California is 3-7, has lost three games in a row, and coach Jeff Tedford -- have you heard? -- is on a decidedly hot seat.
The Bears' starting quarterback, Zach Maynard, won't play Saturday because of a knee injury suffered last week against Washington. The Bears' best player, receiver Keenan Allen, also won't play because of a knee injury. The Bears' best offensive lineman, right tackle Matt Summers-Gavin, is doubtful with a knee injury.
Oregon, fresh off decimating a USC team that beat Cal by 22 points, comes to town on Saturday.
Just FYI, Saint Jude is the patron saint of desperate or lost causes. Of course, Cal could prop up its hopes on what happened in 2010.
The Ducks and their high-powered offense were also unbeaten and headed for the national title game when they arrived in Berkeley, Calif., on Nov. 13, 2010. They had scored more than 50 points in each of their six previous games. Cal was headed toward a losing, bowl-less season, just as it is now.
But the Bears' defense held the Ducks to just 317 yards, and Cal nearly pulled off the upset before succumbing 15-13. It was Oregon's second-lowest point total and third-lowest yardage total under coach Chip Kelly.
Of course, that was two years ago. Oregon blasted Cal 43-15 last year. And the present matchup doesn't look terribly favorable.
Tedford has been watching Oregon game tape, including the 62-51 victory at USC, in which the Ducks rolled up 730 yards. It was the most points scored and yards gained ever against a USC defense.

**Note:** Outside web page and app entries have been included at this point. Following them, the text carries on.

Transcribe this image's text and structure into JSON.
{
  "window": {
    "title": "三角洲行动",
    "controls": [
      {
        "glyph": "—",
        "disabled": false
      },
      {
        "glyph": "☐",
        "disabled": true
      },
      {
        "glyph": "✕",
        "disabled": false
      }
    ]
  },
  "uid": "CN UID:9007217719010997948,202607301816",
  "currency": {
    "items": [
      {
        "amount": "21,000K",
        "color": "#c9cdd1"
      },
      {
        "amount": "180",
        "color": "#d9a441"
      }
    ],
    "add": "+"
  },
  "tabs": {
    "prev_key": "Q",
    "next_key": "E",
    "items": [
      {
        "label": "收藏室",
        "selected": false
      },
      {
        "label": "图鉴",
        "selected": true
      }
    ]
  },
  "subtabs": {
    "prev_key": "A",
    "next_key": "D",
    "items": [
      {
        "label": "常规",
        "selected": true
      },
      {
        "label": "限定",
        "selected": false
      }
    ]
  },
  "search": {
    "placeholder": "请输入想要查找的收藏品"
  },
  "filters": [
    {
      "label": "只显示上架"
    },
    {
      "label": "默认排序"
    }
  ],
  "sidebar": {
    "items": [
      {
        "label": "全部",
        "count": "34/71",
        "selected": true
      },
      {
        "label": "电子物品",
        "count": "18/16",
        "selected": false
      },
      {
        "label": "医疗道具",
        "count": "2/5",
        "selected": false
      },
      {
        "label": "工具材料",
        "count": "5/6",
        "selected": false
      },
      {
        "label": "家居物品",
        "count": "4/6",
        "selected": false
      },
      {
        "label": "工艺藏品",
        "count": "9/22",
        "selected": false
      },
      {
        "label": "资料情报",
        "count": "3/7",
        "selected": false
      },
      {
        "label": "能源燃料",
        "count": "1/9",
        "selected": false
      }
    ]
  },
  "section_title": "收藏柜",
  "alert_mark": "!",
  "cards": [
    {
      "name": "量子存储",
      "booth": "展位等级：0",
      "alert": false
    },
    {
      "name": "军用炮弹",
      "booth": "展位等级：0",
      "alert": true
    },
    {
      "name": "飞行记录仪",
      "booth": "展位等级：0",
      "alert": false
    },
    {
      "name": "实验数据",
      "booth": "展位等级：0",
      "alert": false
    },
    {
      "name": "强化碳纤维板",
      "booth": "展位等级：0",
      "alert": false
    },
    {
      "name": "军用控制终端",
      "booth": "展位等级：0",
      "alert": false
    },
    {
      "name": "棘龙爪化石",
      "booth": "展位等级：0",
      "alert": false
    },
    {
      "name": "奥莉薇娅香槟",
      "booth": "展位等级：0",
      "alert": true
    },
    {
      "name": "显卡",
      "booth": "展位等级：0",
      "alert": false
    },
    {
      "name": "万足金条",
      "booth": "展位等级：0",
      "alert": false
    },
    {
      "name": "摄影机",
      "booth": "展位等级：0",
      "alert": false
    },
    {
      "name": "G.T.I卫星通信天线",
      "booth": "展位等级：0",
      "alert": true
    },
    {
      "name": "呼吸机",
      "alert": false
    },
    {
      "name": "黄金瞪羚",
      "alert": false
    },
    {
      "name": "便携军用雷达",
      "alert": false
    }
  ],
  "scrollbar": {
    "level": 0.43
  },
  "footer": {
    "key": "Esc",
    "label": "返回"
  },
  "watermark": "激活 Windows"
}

"Unbelievably impressive," Tedford said. "It will keep you awake at night watching that. They are prolific with what they are doing now. It's amazing how they are executing and the team speed they have, the way their quarterback is playing. There's really no holes. To do that against USC, which we all know is talented and athletic, was a real eye-opener."
It seems fair to suggest that Cal is going to have to score a lot of points to have any chance of pulling the upset. The problem with that is the Bears are ninth in the Pac-12 in scoring offense (24.5 points per game), while Oregon is No. 1 at 54.3 points per game.

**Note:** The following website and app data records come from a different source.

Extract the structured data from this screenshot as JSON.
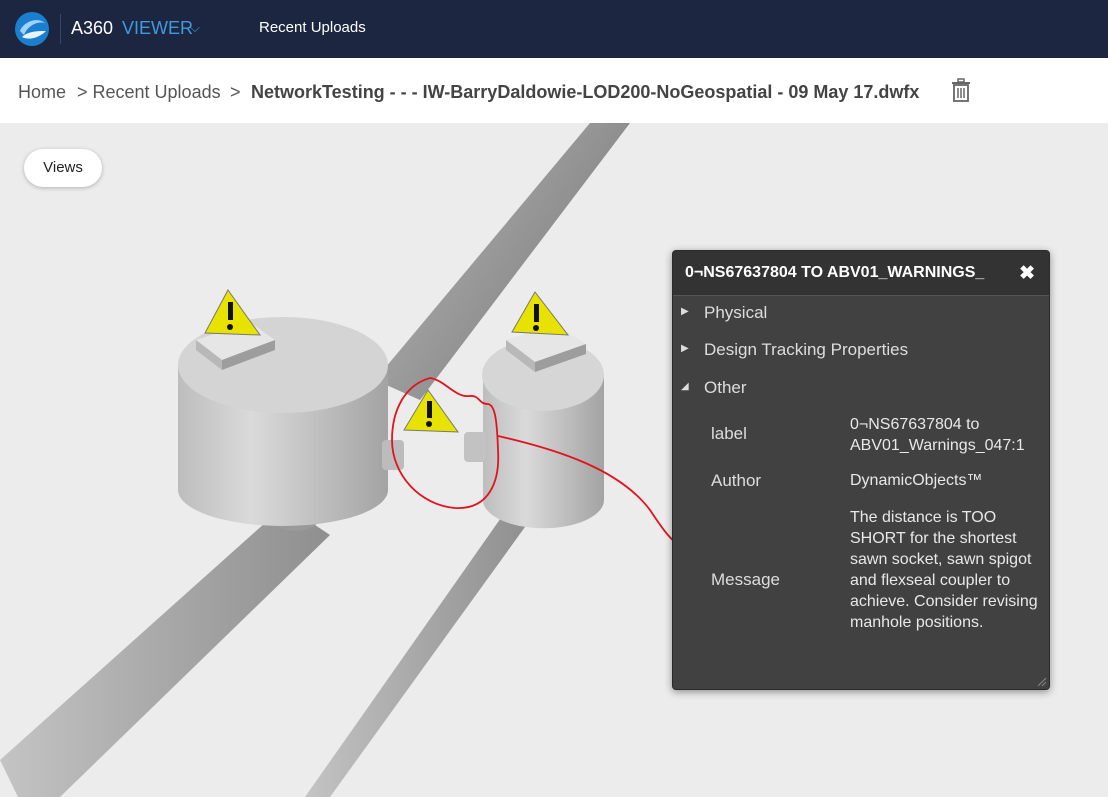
{
  "header": {
    "app_name": "A360",
    "app_mode": "VIEWER",
    "nav_link": "Recent Uploads"
  },
  "breadcrumb": {
    "home": "Home",
    "parent": "> Recent Uploads",
    "separator": ">",
    "current": "NetworkTesting - - - IW-BarryDaldowie-LOD200-NoGeospatial - 09 May 17.dwfx"
  },
  "views_button": "Views",
  "properties_panel": {
    "title": "0¬NS67637804 TO ABV01_WARNINGS_",
    "sections": [
      {
        "label": "Physical",
        "expanded": false
      },
      {
        "label": "Design Tracking Properties",
        "expanded": false
      },
      {
        "label": "Other",
        "expanded": true
      }
    ],
    "properties": [
      {
        "name": "label",
        "value": "0¬NS67637804 to ABV01_Warnings_047:1"
      },
      {
        "name": "Author",
        "value": "DynamicObjects™"
      },
      {
        "name": "Message",
        "value": "The distance is TOO SHORT for the shortest sawn socket, sawn spigot and flexseal coupler to achieve. Consider revising manhole positions."
      }
    ]
  },
  "icons": {
    "logo": "a360-logo-icon",
    "caret": "chevron-down-icon",
    "trash": "trash-icon",
    "close": "close-icon",
    "warning": "warning-icon"
  },
  "colors": {
    "topbar": "#1c2640",
    "accent": "#3f9ae0",
    "panel": "#414141",
    "annotation": "#e0141e",
    "warning": "#e8e200"
  }
}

Yes, if the Bears double their season average, they still will be well short of what Oregon typically scores.
Further, there's the quarterback issue. While Cal fans haven't been thrilled by Maynard through the past two seasons, there's a reason backup Allan Bridgford never won the starting job. For one, Bridgford, who is 4-for-16 for 32 yards this season, lacks Maynard's foot speed. That could be a problem for an offense that has yielded 39 sacks and has added to its already long list of injury woes on the line.
"We don't have a ton of tape on Allan," Oregon coach Chip Kelly said. "Seems like he's a little more of a passer than a runner. But I don't know how much you drastically change your offense at this point in the season."

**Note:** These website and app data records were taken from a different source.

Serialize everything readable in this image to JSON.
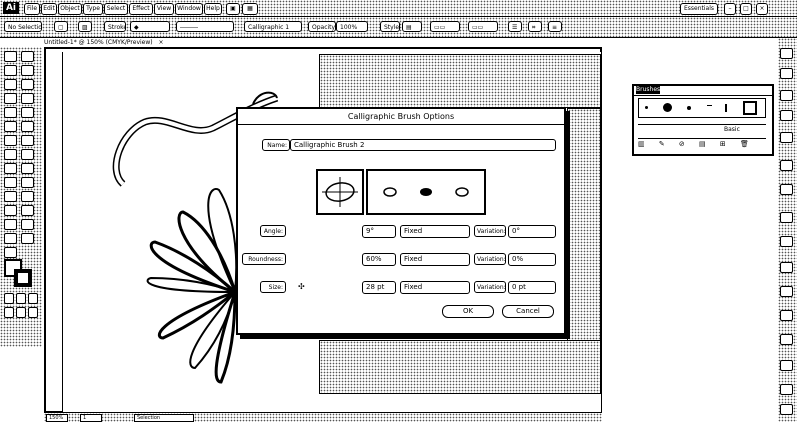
{
  "app": {
    "logo": "Ai",
    "menu": [
      "File",
      "Edit",
      "Object",
      "Type",
      "Select",
      "Effect",
      "View",
      "Window",
      "Help"
    ],
    "workspace": "Essentials"
  },
  "control_bar": {
    "selection_label": "No Selection",
    "brush_label": "Calligraphic 1",
    "style_label": "Style:",
    "opacity_label": "100%"
  },
  "document": {
    "tab_title": "Untitled-1* @ 150% (CMYK/Preview)",
    "close": "×"
  },
  "dialog": {
    "title": "Calligraphic Brush Options",
    "name_label": "Name:",
    "name_value": "Calligraphic Brush 2",
    "rows": [
      {
        "label": "Angle:",
        "value": "9°",
        "mode": "Fixed",
        "variation_label": "Variation:",
        "variation_value": "0°"
      },
      {
        "label": "Roundness:",
        "value": "60%",
        "mode": "Fixed",
        "variation_label": "Variation:",
        "variation_value": "0%"
      },
      {
        "label": "Size:",
        "value": "28 pt",
        "mode": "Fixed",
        "variation_label": "Variation:",
        "variation_value": "0 pt"
      }
    ],
    "ok": "OK",
    "cancel": "Cancel"
  },
  "brushes_panel": {
    "tab": "Brushes",
    "basic_label": "Basic"
  },
  "status": {
    "zoom": "150%",
    "artboard": "1",
    "tool": "Selection"
  }
}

That's pretty much what Tedford said: Bridgford will run the Bears' offense.
Some hope for Cal could lie in the Ducks' beaten-up defensive front seven, which could be down three D-linemen, including end Dion Jordan. Or it could hang on the Ducks having a post-USC letdown.
There's always Saint Jude, who might take a sad Cal song and make it better.